WORK REQUEST =>
Each record that follows should be duplicated exactly, except for its pictures.

Start of DATA RECORDS

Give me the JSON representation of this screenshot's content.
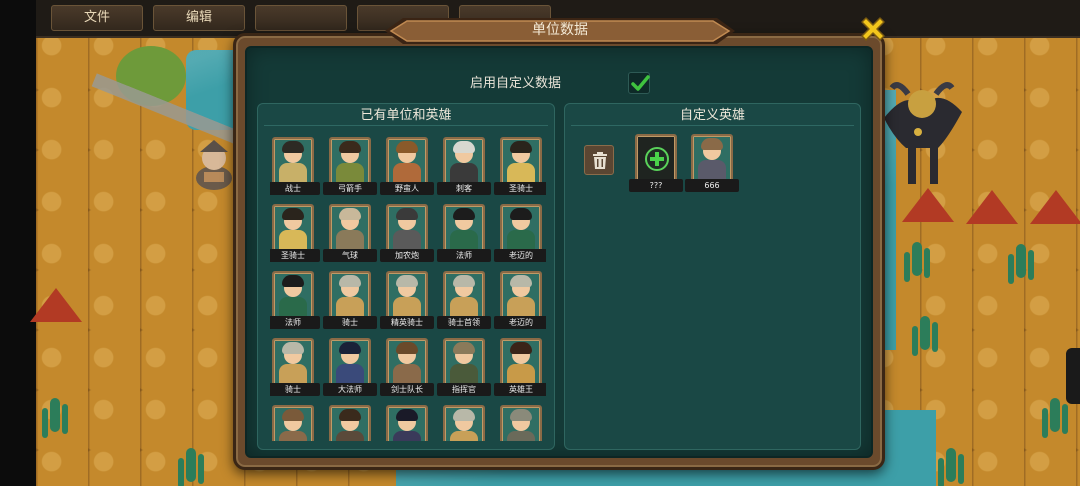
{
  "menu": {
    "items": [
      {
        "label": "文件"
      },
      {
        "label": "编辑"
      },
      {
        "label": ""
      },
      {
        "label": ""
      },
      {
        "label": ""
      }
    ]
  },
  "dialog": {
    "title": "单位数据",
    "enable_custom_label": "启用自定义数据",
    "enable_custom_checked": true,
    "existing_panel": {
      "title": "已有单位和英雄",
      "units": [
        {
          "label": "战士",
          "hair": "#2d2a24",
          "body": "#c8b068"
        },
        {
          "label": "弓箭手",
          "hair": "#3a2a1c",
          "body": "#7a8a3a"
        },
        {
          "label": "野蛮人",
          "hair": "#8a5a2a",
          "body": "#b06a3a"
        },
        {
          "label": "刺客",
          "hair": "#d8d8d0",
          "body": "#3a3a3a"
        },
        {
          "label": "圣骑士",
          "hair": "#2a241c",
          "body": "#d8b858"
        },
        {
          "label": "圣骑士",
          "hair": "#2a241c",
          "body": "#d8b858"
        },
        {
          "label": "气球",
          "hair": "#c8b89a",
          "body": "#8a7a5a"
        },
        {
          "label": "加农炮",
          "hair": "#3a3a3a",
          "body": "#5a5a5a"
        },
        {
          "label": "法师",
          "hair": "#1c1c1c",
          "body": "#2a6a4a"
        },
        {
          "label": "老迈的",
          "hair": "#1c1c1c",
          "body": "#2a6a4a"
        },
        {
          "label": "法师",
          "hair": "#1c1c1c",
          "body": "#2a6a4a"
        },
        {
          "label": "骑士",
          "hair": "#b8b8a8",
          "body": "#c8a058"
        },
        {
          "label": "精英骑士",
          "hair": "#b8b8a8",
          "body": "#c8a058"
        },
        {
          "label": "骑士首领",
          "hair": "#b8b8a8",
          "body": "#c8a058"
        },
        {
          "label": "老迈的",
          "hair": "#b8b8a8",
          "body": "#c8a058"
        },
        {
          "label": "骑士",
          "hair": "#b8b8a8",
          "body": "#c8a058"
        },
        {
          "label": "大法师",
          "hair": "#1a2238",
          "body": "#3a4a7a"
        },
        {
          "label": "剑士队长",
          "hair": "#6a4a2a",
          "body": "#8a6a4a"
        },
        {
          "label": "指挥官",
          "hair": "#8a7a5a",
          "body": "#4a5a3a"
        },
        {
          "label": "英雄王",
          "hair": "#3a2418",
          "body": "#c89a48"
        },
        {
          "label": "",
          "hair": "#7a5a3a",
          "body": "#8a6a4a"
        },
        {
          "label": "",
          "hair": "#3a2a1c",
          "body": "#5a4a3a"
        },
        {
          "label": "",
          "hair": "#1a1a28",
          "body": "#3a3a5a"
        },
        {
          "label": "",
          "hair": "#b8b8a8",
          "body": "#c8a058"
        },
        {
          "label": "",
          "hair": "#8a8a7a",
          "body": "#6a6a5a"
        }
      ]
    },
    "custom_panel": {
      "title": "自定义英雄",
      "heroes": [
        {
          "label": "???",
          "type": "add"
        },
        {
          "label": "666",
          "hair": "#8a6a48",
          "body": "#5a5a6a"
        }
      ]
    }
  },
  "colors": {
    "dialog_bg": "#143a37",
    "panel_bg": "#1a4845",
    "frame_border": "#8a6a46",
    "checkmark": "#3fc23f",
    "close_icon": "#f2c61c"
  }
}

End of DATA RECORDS

SOLUTION TO THIS TASK =>
Give me the JSON representation of this screenshot's content.
{
  "menu": {
    "items": [
      {
        "label": "文件"
      },
      {
        "label": "编辑"
      },
      {
        "label": ""
      },
      {
        "label": ""
      },
      {
        "label": ""
      }
    ]
  },
  "dialog": {
    "title": "单位数据",
    "enable_custom_label": "启用自定义数据",
    "enable_custom_checked": true,
    "existing_panel": {
      "title": "已有单位和英雄",
      "units": [
        {
          "label": "战士",
          "hair": "#2d2a24",
          "body": "#c8b068"
        },
        {
          "label": "弓箭手",
          "hair": "#3a2a1c",
          "body": "#7a8a3a"
        },
        {
          "label": "野蛮人",
          "hair": "#8a5a2a",
          "body": "#b06a3a"
        },
        {
          "label": "刺客",
          "hair": "#d8d8d0",
          "body": "#3a3a3a"
        },
        {
          "label": "圣骑士",
          "hair": "#2a241c",
          "body": "#d8b858"
        },
        {
          "label": "圣骑士",
          "hair": "#2a241c",
          "body": "#d8b858"
        },
        {
          "label": "气球",
          "hair": "#c8b89a",
          "body": "#8a7a5a"
        },
        {
          "label": "加农炮",
          "hair": "#3a3a3a",
          "body": "#5a5a5a"
        },
        {
          "label": "法师",
          "hair": "#1c1c1c",
          "body": "#2a6a4a"
        },
        {
          "label": "老迈的",
          "hair": "#1c1c1c",
          "body": "#2a6a4a"
        },
        {
          "label": "法师",
          "hair": "#1c1c1c",
          "body": "#2a6a4a"
        },
        {
          "label": "骑士",
          "hair": "#b8b8a8",
          "body": "#c8a058"
        },
        {
          "label": "精英骑士",
          "hair": "#b8b8a8",
          "body": "#c8a058"
        },
        {
          "label": "骑士首领",
          "hair": "#b8b8a8",
          "body": "#c8a058"
        },
        {
          "label": "老迈的",
          "hair": "#b8b8a8",
          "body": "#c8a058"
        },
        {
          "label": "骑士",
          "hair": "#b8b8a8",
          "body": "#c8a058"
        },
        {
          "label": "大法师",
          "hair": "#1a2238",
          "body": "#3a4a7a"
        },
        {
          "label": "剑士队长",
          "hair": "#6a4a2a",
          "body": "#8a6a4a"
        },
        {
          "label": "指挥官",
          "hair": "#8a7a5a",
          "body": "#4a5a3a"
        },
        {
          "label": "英雄王",
          "hair": "#3a2418",
          "body": "#c89a48"
        },
        {
          "label": "",
          "hair": "#7a5a3a",
          "body": "#8a6a4a"
        },
        {
          "label": "",
          "hair": "#3a2a1c",
          "body": "#5a4a3a"
        },
        {
          "label": "",
          "hair": "#1a1a28",
          "body": "#3a3a5a"
        },
        {
          "label": "",
          "hair": "#b8b8a8",
          "body": "#c8a058"
        },
        {
          "label": "",
          "hair": "#8a8a7a",
          "body": "#6a6a5a"
        }
      ]
    },
    "custom_panel": {
      "title": "自定义英雄",
      "heroes": [
        {
          "label": "???",
          "type": "add"
        },
        {
          "label": "666",
          "hair": "#8a6a48",
          "body": "#5a5a6a"
        }
      ]
    }
  },
  "colors": {
    "dialog_bg": "#143a37",
    "panel_bg": "#1a4845",
    "frame_border": "#8a6a46",
    "checkmark": "#3fc23f",
    "close_icon": "#f2c61c"
  }
}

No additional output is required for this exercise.